–Refuse to treat your co-workers like the administration treats them, as merely functional and expendable subordinates: Remember this as you make requests, especially of staff members, during the ongoing chaos and danger of the coronavirus epidemic and the haphazard and last-minute implementation of remote teaching. Consider if the thing you are demanding of a co-worker is as simple as it might at first seem, given the very real danger of infection, the threat of getting laid off, and the low morale caused by a callous and uncaring administration. Trust that this person is doing their best, just like you.
-Refuse to treat your students like the administration treats them, as revenue-generating ‘customers’ rather than as individuals dealing with the same interrelated crises we all are: The University’s last-minute cuts to financial aid are only its most recent display of cruelty. Most of us have no idea what our students have been through since the pandemic began. We suggest that classes prioritize flexibility and kindness above all else as we face down a virtual fall.
-Refuse to stay isolated: The administration is capitalizing on the multiple forms of isolation that currently define university life. It is summer, students are not returning to campus, faculty will be locked out of campus by the end of the month, and many of us remain in some state of quarantine. We must stay connected, and generate power from these connections. Some of us have been considering how to perform 10 % less work to account for our anticipated decrease in pay. We should remember that any efforts we take will be more powerful if they are collective, coordinated, and place the most protected (tenured faculty) at the forefront.
-Refuse to make sacrifices for the administration: The administration has made a number of decisions that threaten many of our needs. Some have expressed concerns that any work slowdown or stoppage will only harm students. But we must remember that our working conditions are our students’ learning conditions, and those conditions are being shaped by the administration’s reckless actions. Whatever you and your colleagues decide is the right response—refusing committee work, refusing GPAC assessment, withholding grades, shortening class time by ten minutes, staging a virtual walk out once a week, contacting media and alumni—we encourage you to have an honest conversation with your students about what you are doing and how they can help in the effort.

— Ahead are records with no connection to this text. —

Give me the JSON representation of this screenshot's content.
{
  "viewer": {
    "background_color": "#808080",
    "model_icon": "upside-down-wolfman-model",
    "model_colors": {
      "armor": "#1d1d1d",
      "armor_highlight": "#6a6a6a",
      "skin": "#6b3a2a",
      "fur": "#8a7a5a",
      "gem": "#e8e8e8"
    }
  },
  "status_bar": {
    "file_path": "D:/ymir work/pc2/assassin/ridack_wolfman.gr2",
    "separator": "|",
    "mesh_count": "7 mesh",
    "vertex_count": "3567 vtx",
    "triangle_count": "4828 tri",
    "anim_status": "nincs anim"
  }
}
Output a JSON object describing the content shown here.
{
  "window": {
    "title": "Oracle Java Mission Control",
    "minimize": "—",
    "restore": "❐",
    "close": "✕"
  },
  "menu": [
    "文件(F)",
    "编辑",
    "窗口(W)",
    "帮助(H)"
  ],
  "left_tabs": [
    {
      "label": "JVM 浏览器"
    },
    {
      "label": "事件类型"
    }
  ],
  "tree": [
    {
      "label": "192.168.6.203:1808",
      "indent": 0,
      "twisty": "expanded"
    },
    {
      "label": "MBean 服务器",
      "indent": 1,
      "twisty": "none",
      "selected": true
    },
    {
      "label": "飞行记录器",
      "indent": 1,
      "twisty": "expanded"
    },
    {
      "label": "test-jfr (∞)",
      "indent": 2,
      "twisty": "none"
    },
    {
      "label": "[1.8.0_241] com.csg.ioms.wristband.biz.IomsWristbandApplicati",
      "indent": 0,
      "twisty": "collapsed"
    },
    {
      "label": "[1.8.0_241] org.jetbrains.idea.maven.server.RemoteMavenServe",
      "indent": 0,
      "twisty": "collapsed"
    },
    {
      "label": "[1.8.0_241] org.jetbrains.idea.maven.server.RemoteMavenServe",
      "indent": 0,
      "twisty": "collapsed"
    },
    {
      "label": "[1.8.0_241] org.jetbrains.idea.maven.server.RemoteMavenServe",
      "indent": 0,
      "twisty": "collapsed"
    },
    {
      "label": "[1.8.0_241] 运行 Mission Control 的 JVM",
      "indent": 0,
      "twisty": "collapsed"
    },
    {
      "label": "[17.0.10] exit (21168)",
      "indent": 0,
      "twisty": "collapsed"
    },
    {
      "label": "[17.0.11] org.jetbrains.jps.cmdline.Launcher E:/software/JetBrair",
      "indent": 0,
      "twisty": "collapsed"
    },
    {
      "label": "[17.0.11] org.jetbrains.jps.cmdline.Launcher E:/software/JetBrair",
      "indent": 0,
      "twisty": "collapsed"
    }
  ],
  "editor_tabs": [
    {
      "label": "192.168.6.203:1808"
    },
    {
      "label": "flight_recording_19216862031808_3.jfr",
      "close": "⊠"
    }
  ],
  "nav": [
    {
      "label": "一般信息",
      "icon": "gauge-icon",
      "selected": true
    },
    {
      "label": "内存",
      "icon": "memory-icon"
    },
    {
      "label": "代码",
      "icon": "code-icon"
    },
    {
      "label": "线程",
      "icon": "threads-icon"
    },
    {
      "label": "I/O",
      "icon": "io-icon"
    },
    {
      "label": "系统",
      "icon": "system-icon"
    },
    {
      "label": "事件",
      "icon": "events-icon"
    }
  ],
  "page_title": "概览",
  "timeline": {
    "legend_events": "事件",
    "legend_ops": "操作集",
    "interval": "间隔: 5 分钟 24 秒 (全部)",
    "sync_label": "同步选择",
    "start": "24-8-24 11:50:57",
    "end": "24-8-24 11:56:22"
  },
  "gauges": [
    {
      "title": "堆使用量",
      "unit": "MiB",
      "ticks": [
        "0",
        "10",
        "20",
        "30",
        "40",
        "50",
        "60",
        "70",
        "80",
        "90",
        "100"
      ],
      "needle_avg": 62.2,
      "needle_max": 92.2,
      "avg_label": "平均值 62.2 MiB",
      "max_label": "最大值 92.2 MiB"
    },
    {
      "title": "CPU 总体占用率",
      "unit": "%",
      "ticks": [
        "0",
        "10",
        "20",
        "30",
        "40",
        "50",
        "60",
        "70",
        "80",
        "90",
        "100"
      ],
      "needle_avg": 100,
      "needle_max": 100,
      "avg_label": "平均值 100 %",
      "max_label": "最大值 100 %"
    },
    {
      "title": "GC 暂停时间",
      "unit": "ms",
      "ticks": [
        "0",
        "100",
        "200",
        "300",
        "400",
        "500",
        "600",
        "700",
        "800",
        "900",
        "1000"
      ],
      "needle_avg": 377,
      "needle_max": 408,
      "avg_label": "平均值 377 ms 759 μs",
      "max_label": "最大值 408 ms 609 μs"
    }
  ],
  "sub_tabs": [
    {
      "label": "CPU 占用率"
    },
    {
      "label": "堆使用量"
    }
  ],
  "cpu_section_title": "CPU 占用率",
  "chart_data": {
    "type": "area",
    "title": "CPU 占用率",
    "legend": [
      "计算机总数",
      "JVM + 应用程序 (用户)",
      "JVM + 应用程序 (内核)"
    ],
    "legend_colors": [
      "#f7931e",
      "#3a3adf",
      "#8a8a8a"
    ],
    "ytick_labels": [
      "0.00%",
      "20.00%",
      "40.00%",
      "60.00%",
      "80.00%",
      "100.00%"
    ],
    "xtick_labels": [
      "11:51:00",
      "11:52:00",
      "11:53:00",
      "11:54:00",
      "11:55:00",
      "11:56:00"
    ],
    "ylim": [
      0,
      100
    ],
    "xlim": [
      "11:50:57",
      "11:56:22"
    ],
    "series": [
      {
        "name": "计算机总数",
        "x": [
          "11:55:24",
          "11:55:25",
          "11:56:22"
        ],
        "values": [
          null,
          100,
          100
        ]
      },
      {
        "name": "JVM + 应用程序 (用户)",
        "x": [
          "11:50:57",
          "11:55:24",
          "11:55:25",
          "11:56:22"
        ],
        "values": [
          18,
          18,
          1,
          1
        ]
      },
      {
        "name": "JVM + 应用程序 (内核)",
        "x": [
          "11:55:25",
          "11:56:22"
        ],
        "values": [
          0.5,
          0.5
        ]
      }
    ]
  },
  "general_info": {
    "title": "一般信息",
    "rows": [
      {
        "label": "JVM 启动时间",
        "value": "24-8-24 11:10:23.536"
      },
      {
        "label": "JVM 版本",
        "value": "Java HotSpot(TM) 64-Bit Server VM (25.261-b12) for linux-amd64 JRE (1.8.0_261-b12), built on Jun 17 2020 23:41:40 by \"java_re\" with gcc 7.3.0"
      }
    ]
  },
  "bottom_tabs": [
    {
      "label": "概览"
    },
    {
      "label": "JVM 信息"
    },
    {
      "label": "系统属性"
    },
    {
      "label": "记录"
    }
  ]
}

The administration has made its values clear. Now it is up to us to respond with even greater clarity about our own values: compassion and respect for one another, students, staff, and faculty are never optional, and in times of crisis such as this one they are a moral and strategic imperative.
Faculty have been sharing their own creative, diverse, courageous responses to this callous administration, and we want to convey their actions and amplify their words so we can learn from each other what we, as a faculty, can do together to stop the administrations’ actions. Please share your ideas by clicking here: “Anger is not transformative, it is initiatory.” –Ruth King
The GWU Faculty Association